Understanding mechanisms of reversible phosphorylation and ubiquitylation in cell signalling and disease.
Reversible phosphorylation and ubiquitylation of proteins underpin the regulation of many cell signalling processes. Faulty signalling cascades account for many human diseases, including skin and bone disorders, cancer and neurodegenerative diseases.
Our group focusses on two key areas of research:
A: FAM83 family as key regulators CK1 isoforms: The CK1 family of constitutively active protein kinases controls a plethora of cellular processes and their misregulation is associated with many human diseases, yet the regulation of CK1 activity, substrate specificity, subcellular localisation and turnover are still understood poorly. Building on our recent discoveries, the research in our group is exploring the hypothesis that the family of FAM83 proteins are key regulators of CK1 isoforms, which act by directing specific CK1 isoforms to distinct subcellular compartments and substrates. We have shown that FAM83G (aka PAWS1) mediates Wnt signalling through association with CK1α. Moreover, pathogenic PAWS1 mutations that cause palmoplantar hyperkeratosis are unable to interact with CK1α, and consequently fail to mediate Wnt signalling. We have also shown that FAM83D directs CK1α to the mitotic spindle to ensure proper spindle positioning and timely cell division.
We aim to continue to dissect the roles of FAM83 proteins in CK1 biology and human diseases. Some key research objectives are:
- Understand the molecular basis of FAM83-CK1 interaction.
- Identify, and characterise the roles of, PAWS1-dependent CK1α substrates in Wnt signalling and FAM83D-dependent CK1α substrates in mitosis.
- Delineate the molecular mechanisms by which other FAM83 proteins direct specific CK1 isoforms to specific subcellular compartments and substrates in response to different signalling cues.
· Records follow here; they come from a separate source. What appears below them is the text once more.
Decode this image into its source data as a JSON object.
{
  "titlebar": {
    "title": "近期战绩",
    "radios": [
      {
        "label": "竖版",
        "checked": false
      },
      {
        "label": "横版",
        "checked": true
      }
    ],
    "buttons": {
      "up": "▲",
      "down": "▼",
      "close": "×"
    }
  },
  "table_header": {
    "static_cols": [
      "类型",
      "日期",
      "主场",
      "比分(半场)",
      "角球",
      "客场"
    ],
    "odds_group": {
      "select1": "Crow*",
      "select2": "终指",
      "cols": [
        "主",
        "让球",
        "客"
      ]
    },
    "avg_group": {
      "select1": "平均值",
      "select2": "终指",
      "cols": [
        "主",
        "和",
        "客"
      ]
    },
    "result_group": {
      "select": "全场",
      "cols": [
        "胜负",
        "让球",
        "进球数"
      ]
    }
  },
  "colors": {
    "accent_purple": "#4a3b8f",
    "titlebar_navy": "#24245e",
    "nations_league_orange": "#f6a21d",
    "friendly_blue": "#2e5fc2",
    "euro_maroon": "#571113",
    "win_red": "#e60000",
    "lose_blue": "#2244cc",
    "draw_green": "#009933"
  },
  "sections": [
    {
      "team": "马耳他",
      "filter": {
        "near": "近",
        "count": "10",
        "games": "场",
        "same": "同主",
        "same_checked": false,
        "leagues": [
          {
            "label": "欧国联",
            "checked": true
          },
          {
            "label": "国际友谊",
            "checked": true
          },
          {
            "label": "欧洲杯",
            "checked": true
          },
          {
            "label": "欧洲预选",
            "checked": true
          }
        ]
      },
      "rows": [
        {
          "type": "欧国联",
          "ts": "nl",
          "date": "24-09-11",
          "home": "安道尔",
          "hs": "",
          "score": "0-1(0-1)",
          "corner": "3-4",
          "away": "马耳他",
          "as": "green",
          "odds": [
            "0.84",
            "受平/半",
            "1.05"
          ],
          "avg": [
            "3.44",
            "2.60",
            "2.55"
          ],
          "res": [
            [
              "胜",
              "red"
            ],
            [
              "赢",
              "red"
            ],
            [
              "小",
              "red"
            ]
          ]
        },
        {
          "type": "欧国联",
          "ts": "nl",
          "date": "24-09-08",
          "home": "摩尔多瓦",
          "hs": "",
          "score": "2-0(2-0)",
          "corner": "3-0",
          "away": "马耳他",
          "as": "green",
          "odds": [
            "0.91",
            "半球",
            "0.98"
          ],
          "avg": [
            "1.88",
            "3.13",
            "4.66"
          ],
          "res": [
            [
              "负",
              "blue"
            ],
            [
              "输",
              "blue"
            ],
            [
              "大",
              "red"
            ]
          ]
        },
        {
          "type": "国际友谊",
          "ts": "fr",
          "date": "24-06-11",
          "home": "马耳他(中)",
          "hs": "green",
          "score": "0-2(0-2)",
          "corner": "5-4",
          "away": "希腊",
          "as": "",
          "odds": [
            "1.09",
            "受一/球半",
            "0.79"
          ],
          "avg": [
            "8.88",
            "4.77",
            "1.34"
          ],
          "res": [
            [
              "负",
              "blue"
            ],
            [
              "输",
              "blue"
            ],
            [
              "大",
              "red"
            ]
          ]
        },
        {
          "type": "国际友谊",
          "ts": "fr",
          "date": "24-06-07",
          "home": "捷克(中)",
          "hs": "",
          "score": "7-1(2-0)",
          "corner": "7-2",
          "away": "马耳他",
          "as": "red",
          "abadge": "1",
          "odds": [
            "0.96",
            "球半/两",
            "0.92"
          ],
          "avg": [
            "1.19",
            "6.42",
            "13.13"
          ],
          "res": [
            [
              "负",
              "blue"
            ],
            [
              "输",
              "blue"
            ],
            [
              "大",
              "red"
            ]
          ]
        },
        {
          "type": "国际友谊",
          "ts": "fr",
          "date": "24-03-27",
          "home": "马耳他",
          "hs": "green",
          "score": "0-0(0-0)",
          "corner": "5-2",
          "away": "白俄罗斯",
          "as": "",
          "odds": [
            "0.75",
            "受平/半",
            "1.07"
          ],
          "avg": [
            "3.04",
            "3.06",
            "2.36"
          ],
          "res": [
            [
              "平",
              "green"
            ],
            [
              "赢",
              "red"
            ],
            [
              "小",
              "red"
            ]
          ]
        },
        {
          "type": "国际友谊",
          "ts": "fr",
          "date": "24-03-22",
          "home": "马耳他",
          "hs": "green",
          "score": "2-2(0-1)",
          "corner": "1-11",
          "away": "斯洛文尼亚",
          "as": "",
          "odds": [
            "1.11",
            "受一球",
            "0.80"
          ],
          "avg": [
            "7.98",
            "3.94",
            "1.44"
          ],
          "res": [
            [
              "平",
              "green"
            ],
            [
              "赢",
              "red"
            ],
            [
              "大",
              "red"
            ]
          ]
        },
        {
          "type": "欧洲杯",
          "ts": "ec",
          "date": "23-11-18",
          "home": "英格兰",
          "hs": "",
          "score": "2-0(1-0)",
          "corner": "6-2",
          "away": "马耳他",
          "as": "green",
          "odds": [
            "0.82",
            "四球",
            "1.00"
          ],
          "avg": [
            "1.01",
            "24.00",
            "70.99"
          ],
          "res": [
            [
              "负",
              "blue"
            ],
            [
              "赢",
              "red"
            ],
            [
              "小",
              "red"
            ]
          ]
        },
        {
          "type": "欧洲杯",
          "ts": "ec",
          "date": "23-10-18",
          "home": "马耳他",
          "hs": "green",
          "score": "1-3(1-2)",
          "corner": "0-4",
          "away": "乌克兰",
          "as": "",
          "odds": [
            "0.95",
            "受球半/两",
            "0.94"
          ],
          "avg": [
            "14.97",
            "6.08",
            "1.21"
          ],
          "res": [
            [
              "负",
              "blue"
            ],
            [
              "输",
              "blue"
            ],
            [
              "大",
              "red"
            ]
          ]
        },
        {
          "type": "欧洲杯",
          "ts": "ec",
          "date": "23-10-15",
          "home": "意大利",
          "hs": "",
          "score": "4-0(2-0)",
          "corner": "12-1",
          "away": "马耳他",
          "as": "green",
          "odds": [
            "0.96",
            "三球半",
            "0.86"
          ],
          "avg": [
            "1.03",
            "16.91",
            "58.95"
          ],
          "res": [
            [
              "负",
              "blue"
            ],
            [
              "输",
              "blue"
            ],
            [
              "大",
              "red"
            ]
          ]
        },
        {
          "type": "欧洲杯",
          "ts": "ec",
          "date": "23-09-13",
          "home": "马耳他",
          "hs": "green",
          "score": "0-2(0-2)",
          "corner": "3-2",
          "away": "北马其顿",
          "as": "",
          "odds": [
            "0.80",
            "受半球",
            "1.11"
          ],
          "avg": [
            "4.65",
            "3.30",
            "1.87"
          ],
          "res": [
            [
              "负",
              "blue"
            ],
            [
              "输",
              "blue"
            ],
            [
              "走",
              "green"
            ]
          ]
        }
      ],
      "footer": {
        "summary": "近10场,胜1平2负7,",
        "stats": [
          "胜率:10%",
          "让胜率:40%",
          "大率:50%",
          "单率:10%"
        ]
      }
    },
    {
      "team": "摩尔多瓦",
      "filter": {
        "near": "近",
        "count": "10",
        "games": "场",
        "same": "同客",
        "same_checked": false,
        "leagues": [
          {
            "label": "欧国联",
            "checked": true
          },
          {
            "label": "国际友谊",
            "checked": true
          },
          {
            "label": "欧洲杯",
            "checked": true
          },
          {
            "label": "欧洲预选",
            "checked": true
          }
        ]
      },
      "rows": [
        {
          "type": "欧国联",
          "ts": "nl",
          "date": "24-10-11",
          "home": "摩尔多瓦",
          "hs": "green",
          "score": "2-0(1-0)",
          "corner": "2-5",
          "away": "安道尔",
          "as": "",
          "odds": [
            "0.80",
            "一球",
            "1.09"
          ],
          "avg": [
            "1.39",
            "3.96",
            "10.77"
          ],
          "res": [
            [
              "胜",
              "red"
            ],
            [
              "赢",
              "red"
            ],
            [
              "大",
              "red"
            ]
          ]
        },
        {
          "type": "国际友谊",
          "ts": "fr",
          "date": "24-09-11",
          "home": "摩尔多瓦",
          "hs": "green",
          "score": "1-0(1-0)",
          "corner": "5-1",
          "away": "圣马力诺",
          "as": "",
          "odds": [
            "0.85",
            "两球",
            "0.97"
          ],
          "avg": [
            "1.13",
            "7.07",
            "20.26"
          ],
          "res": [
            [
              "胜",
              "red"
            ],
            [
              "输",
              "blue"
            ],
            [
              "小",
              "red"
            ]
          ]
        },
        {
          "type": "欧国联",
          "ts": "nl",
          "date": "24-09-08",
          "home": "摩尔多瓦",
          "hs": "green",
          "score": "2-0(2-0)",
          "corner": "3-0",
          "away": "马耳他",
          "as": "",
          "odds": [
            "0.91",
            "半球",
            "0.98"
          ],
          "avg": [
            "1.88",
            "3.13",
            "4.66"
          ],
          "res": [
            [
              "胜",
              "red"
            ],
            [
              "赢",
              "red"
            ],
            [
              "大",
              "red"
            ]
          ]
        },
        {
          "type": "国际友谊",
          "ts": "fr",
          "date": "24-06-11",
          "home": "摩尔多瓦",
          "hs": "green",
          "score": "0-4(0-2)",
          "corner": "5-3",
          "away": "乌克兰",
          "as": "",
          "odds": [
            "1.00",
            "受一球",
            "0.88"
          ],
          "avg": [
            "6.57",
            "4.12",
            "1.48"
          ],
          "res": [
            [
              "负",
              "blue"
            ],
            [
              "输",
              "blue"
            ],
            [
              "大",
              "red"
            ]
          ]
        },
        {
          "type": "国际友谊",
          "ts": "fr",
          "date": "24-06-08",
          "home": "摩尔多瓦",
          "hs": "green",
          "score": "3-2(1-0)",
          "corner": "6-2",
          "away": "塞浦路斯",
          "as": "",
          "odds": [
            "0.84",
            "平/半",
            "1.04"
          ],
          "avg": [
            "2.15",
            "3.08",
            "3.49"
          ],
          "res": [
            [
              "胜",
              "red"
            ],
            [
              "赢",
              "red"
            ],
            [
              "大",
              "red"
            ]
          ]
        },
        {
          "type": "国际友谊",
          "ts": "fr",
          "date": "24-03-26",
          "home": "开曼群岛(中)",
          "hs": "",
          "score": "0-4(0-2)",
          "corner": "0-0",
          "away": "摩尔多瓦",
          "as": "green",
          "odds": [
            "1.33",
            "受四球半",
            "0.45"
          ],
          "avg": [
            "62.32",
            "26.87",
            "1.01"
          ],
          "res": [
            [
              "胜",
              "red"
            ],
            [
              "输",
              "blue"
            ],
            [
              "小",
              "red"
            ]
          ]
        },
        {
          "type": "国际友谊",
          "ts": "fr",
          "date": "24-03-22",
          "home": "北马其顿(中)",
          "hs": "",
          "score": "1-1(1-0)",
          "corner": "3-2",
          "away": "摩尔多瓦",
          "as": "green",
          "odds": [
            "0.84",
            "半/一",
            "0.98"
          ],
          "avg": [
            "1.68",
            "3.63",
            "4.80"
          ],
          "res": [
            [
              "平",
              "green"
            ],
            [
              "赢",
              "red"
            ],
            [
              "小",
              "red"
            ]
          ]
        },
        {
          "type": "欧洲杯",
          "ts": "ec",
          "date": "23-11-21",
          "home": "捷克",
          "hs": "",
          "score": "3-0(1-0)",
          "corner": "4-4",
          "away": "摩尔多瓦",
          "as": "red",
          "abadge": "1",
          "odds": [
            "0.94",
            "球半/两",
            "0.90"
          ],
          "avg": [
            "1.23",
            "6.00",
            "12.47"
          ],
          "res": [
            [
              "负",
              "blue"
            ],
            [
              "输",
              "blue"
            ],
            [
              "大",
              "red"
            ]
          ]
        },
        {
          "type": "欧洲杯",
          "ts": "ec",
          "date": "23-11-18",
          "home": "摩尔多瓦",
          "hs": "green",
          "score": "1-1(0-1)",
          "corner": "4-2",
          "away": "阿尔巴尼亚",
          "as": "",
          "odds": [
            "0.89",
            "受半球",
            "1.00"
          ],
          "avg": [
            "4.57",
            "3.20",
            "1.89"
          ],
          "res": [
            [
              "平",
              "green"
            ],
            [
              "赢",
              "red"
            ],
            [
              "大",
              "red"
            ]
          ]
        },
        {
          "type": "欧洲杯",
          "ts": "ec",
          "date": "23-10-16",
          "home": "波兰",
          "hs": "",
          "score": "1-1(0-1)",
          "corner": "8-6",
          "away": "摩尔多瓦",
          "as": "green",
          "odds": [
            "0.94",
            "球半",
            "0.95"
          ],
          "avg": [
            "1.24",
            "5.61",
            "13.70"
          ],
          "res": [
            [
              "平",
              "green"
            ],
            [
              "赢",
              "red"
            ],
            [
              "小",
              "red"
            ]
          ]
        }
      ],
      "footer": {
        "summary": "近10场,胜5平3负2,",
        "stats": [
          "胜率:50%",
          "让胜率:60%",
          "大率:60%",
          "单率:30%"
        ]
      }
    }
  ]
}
B: Harnessing the ubiquitin proteasome system for drug discovery: Efficient targeted proteolysis of endogenous proteins is desirable in therapeutics and as a research toolkit. Gene knockouts are irreversible and, for many proteins, not feasible. Similarly, RNA interference approaches necessitate prolonged treatments, can lead to incomplete knockdowns and are often associated with off-target effects. Direct proteolysis of target proteins can overcome these limitations. Our lab has developed the Affinity-directed PROtein Missile (AdPROM) System to target endogenous proteins for efficient degradation. We aim to develop this system further to engineer highly efficient inducible AdPROM as well as adapt it to rapidly establish the best E3 ligases for most efficient degradation of target proteins. We want to exploit AdPROM to rapidly test the druggability of so-called “undruggable” targets by proteolysis. We will also explore the therapeutic potential of AdPROM in clearing misfolded proteins that are hallmarks of many neurodegenerative diseases.